Apps, video calls, VoIP and WiFi have resulted in the average handset usage focusing heavily on data-driven activity, with a notable decrease in the amount of traffic that is actually managed by the mobile networks.
So how long can this pattern continue or will it take a complete overhaul of what providers can, will provide, before the changing attitudes and behavioural patterns are accounted for?
Reduced usage means reduced revenues for the mobile operators which could ultimately result in higher package prices. Yet with more and more users needing efficient connectivity, the importance of an efficient service delivery cannot be denied, whether in the capacity availability, accessibility, and even customer care.
In light of the statistics regarding actual calls being made, these operators will also be noticing that the use of handsets for business purposes is also changing with there still being a – refreshingly old-fashioned in my opinion – attitude to having a landline number registered under a company name for customers, suppliers and staff to avail of.
So, while it is entirely possible to run a company from a mobile device while sitting in a café somewhere, which we enable on a daily basis, the data usage involved in video conferencing or sharing files, for example, is huge.
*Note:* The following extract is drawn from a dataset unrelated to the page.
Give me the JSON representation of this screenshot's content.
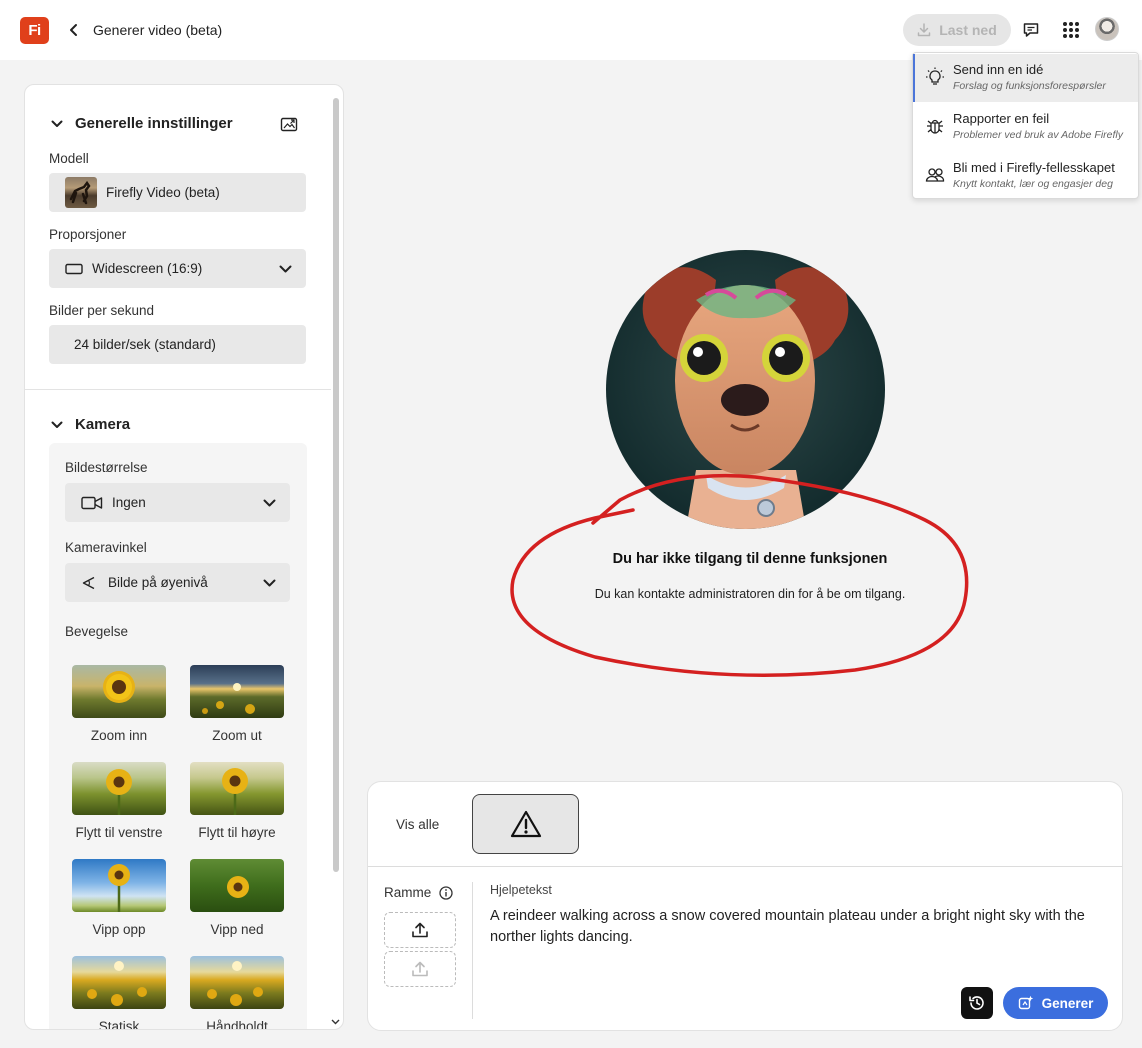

Thanks to the widespread availability of WiFi access, much of it for free, this sort of activity can be carried out anywhere and at any time, with the ability to make even your own car a personal hotspot.
This all affects the relevance of the mobile networks as they strive to maintain a foothold in the market. This in the same breath as referencing that the UK currently ranks 54th in the world for coverage, albeit with the supposed market-leading 4G.
Of course, the light at the end of the tunnel could be the introduction of 5G. While there is still no word on an official launch date for the UK, it will provide significantly faster connectivity which would hopefully encourage users to remain with their network providers, rather than relying on WiFi.
Faster or not, the demand for connectivity is still only going to grow, where the price can realistically only drop. A mobile network has to retain its attractiveness and marketability to a consumer with numerous options, including the unconnected alternative.
Suppliers of telecoms services find themselves at the vanguard of new technology, applications and service provision as they, clients, the general public and the industry in general, must adapt to the changing landscape of phone usage.